Not quite satisfied with his first homage to the deck, "Disposable: A History of Skateboard Art" (which we covered Amazon.)
At a whopping 368 full-color pages, the hardcover indeed makes for something of a biblical account, cataloging an astonishing breadth of 20th Century skateboard graphics. Peppered with quotes from former pros and accounts from obsessive collectors, Disposable also ventures into new territory, charting the nostalgia-fueled craze of collecting that brings many to the brink of bankruptcy.
We had an opportunity to ask Sean a few questions about this latest undertaking and he generously obliged with some heartfelt, inspiring answers. Read on below.
What compelled you to produce a follow-up to "Disposable: A History of Skateboard Art?"
Unfinished business, mainly. There were a few key artists, skaters, and companies that I hadn't been able to find when I made the first book, like V. Courtlandt Johnson, Mark Gonzales, Greg Evans, Bruce Walker, Christian Cooper, Mark "Gator" Rogowski and Art and Steve Godoy, so half of the drive to do another book was just to tie up those loose historical ends. But then another part of me—the obsessive-compulsive collector—wanted to compile the most comprehensive visual overview of skateboards produced from the '60s to present times.
So to differentiate this book from the last—not that it mattered, people are still confused as to whether or not this is just another revision of the first book or an altogether new one—I placed an emphasis on collecting in the introductory text (it's not as horribly dry as that sounds) and drop all of the new quotes, anecdotes and histories into the board galleries. There are, incidentally, over 2000 board images shown in the book. I tried counting them up one night, but lost my train of thought somewhere around 2300 and didn't have the heart to start over.
How did the act of collecting become a talking point for the book?
I'm one of those sad people in life that is genetically bound to nostalgia and the sentimental act of collecting things. I began avidly collecting boards circa 2000—I'd collected some before that, but never in quite so manic a fashion—which sounds harmless at first until you learn that some of those boards can cost anywhere from 50 to 10,000 bucks. Worse yet, I have that OCD problem where once I get into something it's all or nothing. And in this case "all" meant the creation of not one but two books.
Anyway, I've always been fascinated with the collector psychosis, so this isn't so much a "skateboards are super neat collectibles!" talking point as it is a half-ass thesis on the literal madness that collecting can be at times in direct relation to skateboards.
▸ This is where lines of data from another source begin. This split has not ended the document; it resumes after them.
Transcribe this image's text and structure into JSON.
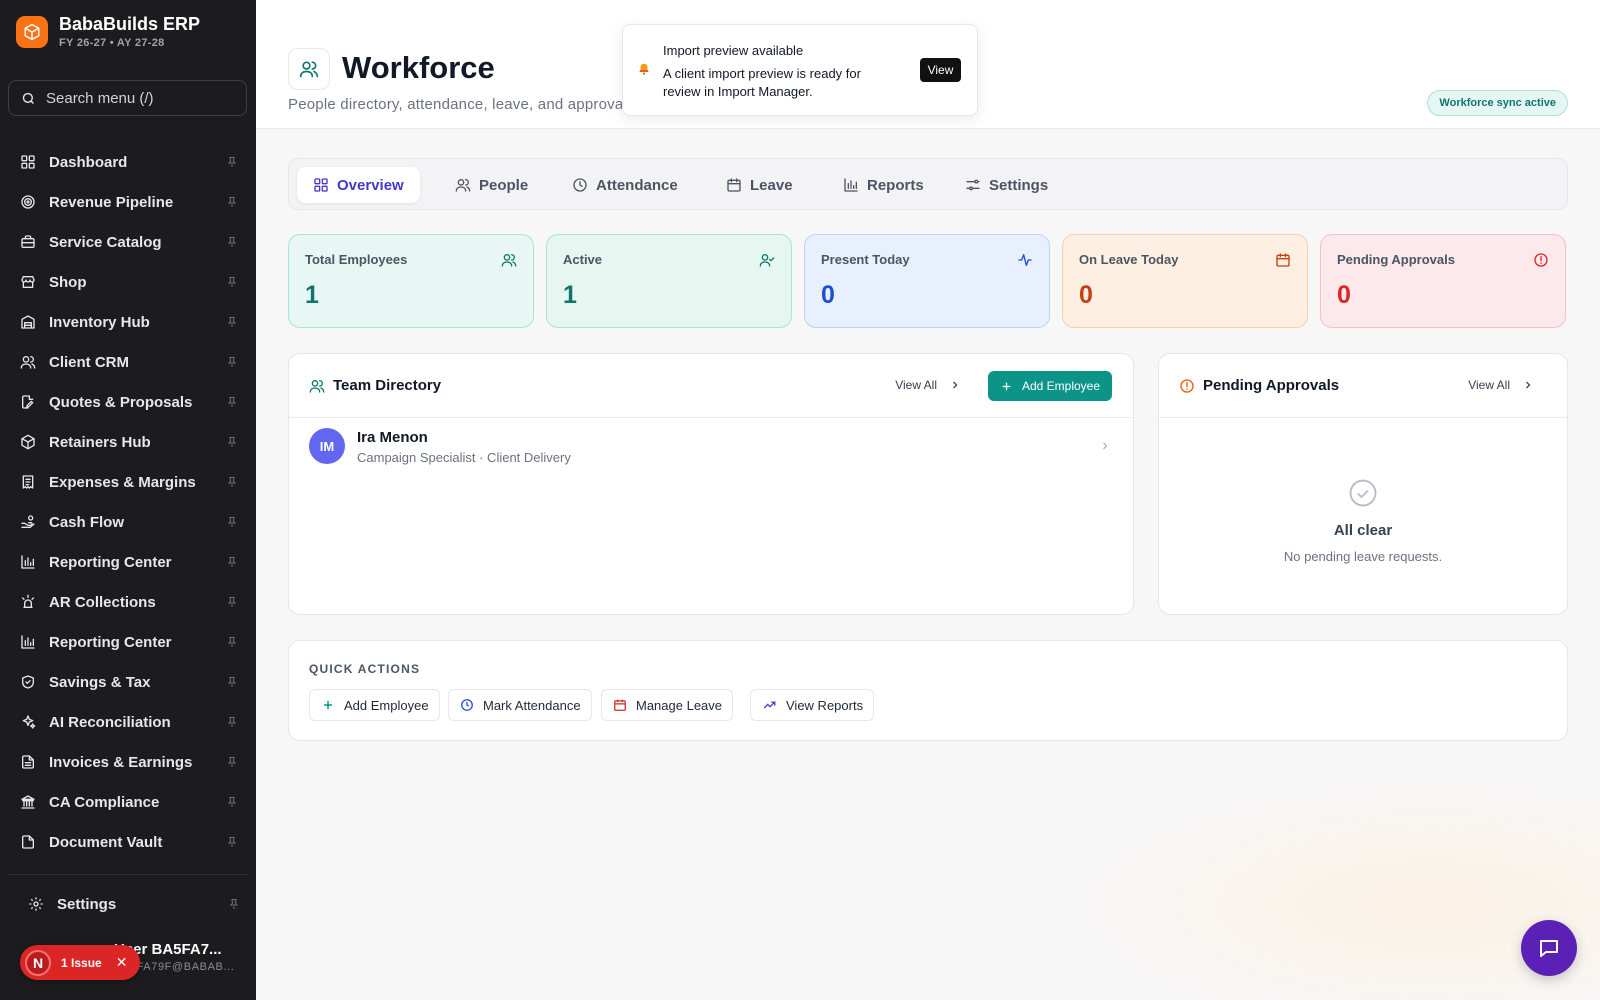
{
  "brand": {
    "name": "BabaBuilds ERP",
    "subtitle": "FY 26-27 • AY 27-28",
    "logo_icon": "box-icon",
    "accent": "#f97316"
  },
  "search": {
    "placeholder": "Search menu (/)"
  },
  "sidebar": {
    "items": [
      {
        "label": "Dashboard",
        "icon": "grid-icon"
      },
      {
        "label": "Revenue Pipeline",
        "icon": "target-icon"
      },
      {
        "label": "Service Catalog",
        "icon": "briefcase-icon"
      },
      {
        "label": "Shop",
        "icon": "store-icon"
      },
      {
        "label": "Inventory Hub",
        "icon": "warehouse-icon"
      },
      {
        "label": "Client CRM",
        "icon": "users-icon"
      },
      {
        "label": "Quotes & Proposals",
        "icon": "file-edit-icon"
      },
      {
        "label": "Retainers Hub",
        "icon": "box-icon"
      },
      {
        "label": "Expenses & Margins",
        "icon": "receipt-icon"
      },
      {
        "label": "Cash Flow",
        "icon": "hand-coins-icon"
      },
      {
        "label": "Reporting Center",
        "icon": "bar-chart-icon"
      },
      {
        "label": "AR Collections",
        "icon": "alarm-icon"
      },
      {
        "label": "Reporting Center",
        "icon": "bar-chart-icon"
      },
      {
        "label": "Savings & Tax",
        "icon": "shield-icon"
      },
      {
        "label": "AI Reconciliation",
        "icon": "sparkles-icon"
      },
      {
        "label": "Invoices & Earnings",
        "icon": "file-text-icon"
      },
      {
        "label": "CA Compliance",
        "icon": "landmark-icon"
      },
      {
        "label": "Document Vault",
        "icon": "file-icon"
      }
    ],
    "settings_label": "Settings",
    "user_name": "User BA5FA7...",
    "user_email": "BA5FA79F@BABAB...",
    "issue_letter": "N",
    "issue_label": "1 Issue"
  },
  "header": {
    "title": "Workforce",
    "subtitle": "People directory, attendance, leave, and approvals",
    "sync_badge": "Workforce sync active",
    "icon": "users-icon"
  },
  "toast": {
    "title": "Import preview available",
    "body": "A client import preview is ready for review in Import Manager.",
    "button": "View",
    "icon": "bell-icon"
  },
  "tabs": [
    {
      "label": "Overview",
      "icon": "grid-icon",
      "active": true
    },
    {
      "label": "People",
      "icon": "users-icon",
      "active": false
    },
    {
      "label": "Attendance",
      "icon": "clock-icon",
      "active": false
    },
    {
      "label": "Leave",
      "icon": "calendar-icon",
      "active": false
    },
    {
      "label": "Reports",
      "icon": "bar-chart-icon",
      "active": false
    },
    {
      "label": "Settings",
      "icon": "sliders-icon",
      "active": false
    }
  ],
  "stats": [
    {
      "label": "Total Employees",
      "value": "1",
      "icon": "users-icon",
      "color": "#0f766e",
      "bg": "#e8f7f4",
      "border": "#a7e3d8"
    },
    {
      "label": "Active",
      "value": "1",
      "icon": "user-check-icon",
      "color": "#0f766e",
      "bg": "#e6f6f1",
      "border": "#a7e3d8"
    },
    {
      "label": "Present Today",
      "value": "0",
      "icon": "activity-icon",
      "color": "#1d4ed8",
      "bg": "#e8f0fe",
      "border": "#bcd2f7"
    },
    {
      "label": "On Leave Today",
      "value": "0",
      "icon": "calendar-icon",
      "color": "#c2410c",
      "bg": "#fdf0e3",
      "border": "#f8cfa8"
    },
    {
      "label": "Pending Approvals",
      "value": "0",
      "icon": "alert-circle-icon",
      "color": "#dc2626",
      "bg": "#fde8ec",
      "border": "#f7c0cb"
    }
  ],
  "team_directory": {
    "title": "Team Directory",
    "view_all": "View All",
    "add_button": "Add Employee",
    "employees": [
      {
        "initials": "IM",
        "name": "Ira Menon",
        "role": "Campaign Specialist · Client Delivery"
      }
    ]
  },
  "pending_approvals": {
    "title": "Pending Approvals",
    "view_all": "View All",
    "empty_title": "All clear",
    "empty_sub": "No pending leave requests."
  },
  "quick_actions": {
    "title": "QUICK ACTIONS",
    "buttons": [
      {
        "label": "Add Employee",
        "icon": "plus-icon"
      },
      {
        "label": "Mark Attendance",
        "icon": "clock-icon"
      },
      {
        "label": "Manage Leave",
        "icon": "calendar-icon"
      },
      {
        "label": "View Reports",
        "icon": "trending-up-icon"
      }
    ]
  }
}
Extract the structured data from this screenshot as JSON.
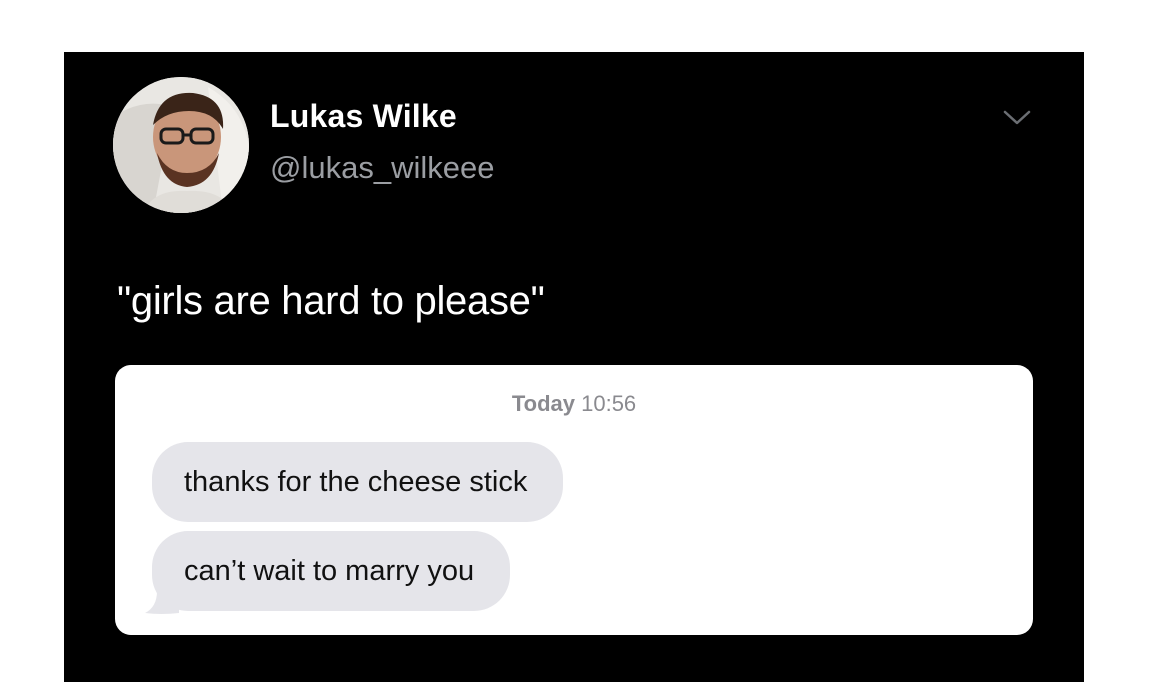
{
  "tweet": {
    "author": {
      "display_name": "Lukas Wilke",
      "handle": "@lukas_wilkeee"
    },
    "text": "\"girls are hard to please\"",
    "menu_icon": "chevron-down-icon"
  },
  "message_screenshot": {
    "timestamp_day": "Today",
    "timestamp_time": "10:56",
    "messages": [
      {
        "text": "thanks for the cheese stick"
      },
      {
        "text": "can’t wait to marry you"
      }
    ],
    "bubble_color": "#e5e5ea"
  },
  "colors": {
    "background": "#000000",
    "name": "#ffffff",
    "handle": "#9b9ea3"
  }
}
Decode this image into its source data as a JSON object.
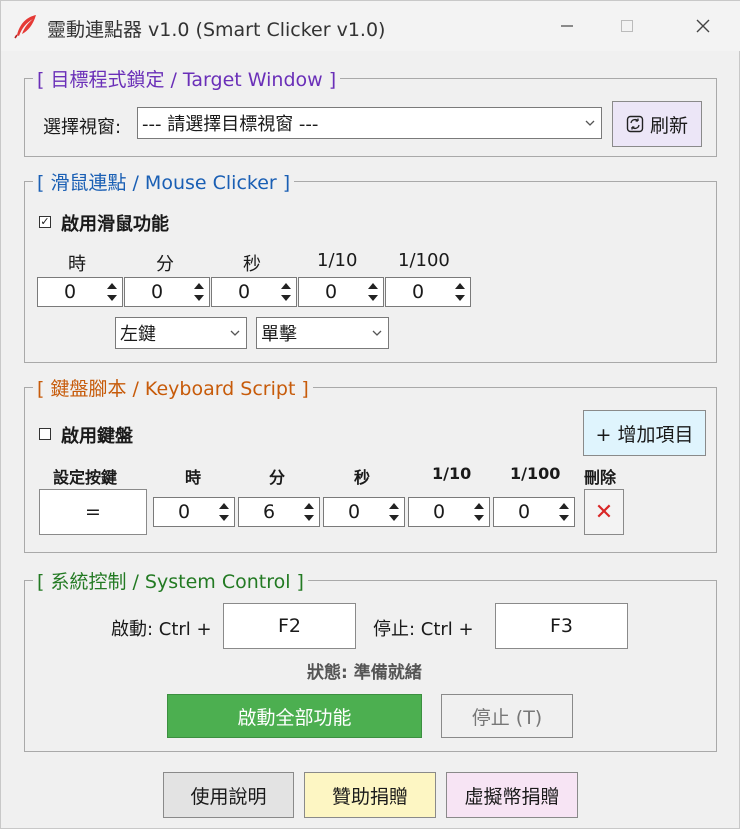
{
  "window": {
    "title": "靈動連點器 v1.0 (Smart Clicker v1.0)",
    "icon": "quill-feather-icon"
  },
  "target": {
    "legend": "[ 目標程式鎖定 / Target Window ]",
    "select_label": "選擇視窗:",
    "select_value": "--- 請選擇目標視窗 ---",
    "refresh_label": "刷新"
  },
  "mouse": {
    "legend": "[ 滑鼠連點 / Mouse Clicker ]",
    "enable_label": "啟用滑鼠功能",
    "enabled": true,
    "headers": [
      "時",
      "分",
      "秒",
      "1/10",
      "1/100"
    ],
    "values": [
      "0",
      "0",
      "0",
      "0",
      "0"
    ],
    "button_value": "左鍵",
    "click_value": "單擊"
  },
  "keyboard": {
    "legend": "[ 鍵盤腳本 / Keyboard Script ]",
    "enable_label": "啟用鍵盤",
    "enabled": false,
    "add_label": "+ 增加項目",
    "headers": [
      "設定按鍵",
      "時",
      "分",
      "秒",
      "1/10",
      "1/100",
      "刪除"
    ],
    "key_value": "=",
    "values": [
      "0",
      "6",
      "0",
      "0",
      "0"
    ],
    "delete_glyph": "✕"
  },
  "system": {
    "legend": "[ 系統控制 / System Control ]",
    "start_label": "啟動: Ctrl +",
    "start_key": "F2",
    "stop_label": "停止: Ctrl +",
    "stop_key": "F3",
    "status": "狀態: 準備就緒",
    "start_all": "啟動全部功能",
    "stop_btn": "停止 (T)"
  },
  "footer": {
    "help": "使用說明",
    "sponsor": "贊助捐贈",
    "crypto": "虛擬幣捐贈"
  },
  "colors": {
    "accent_green": "#4caf50",
    "sponsor_yellow": "#fdf6c3",
    "crypto_pink": "#f7e4f4",
    "add_blue": "#dff4fd",
    "refresh_lilac": "#ece6f7",
    "delete_red": "#d92626"
  }
}
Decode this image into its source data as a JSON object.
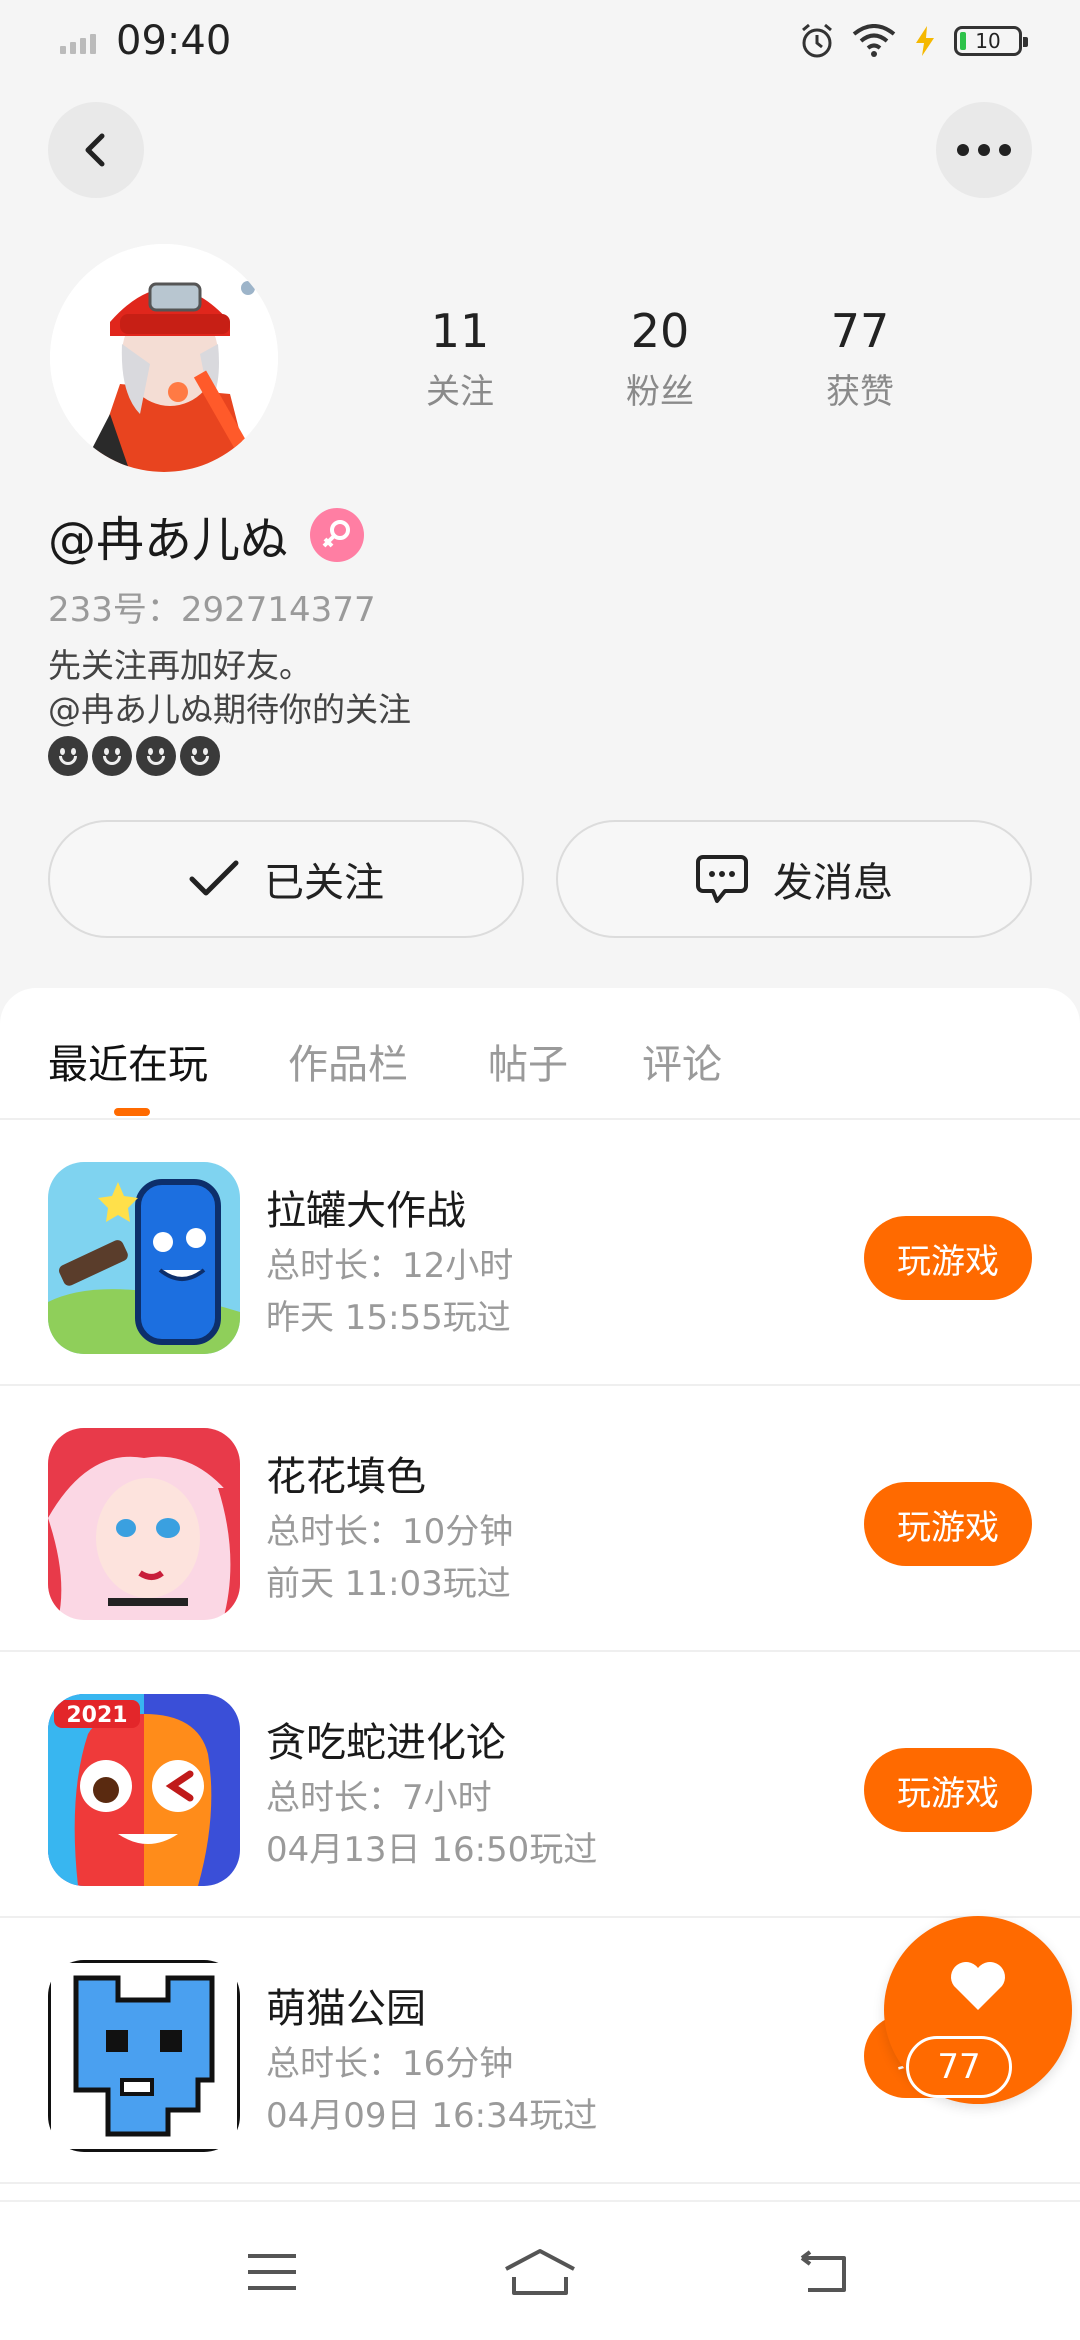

But in the end it really was just an excuse so I could drive around California for another two years and root out all sorts of boards that are still in existence and have rarely or never been seen before.
Interview continues with more spreads after the jump.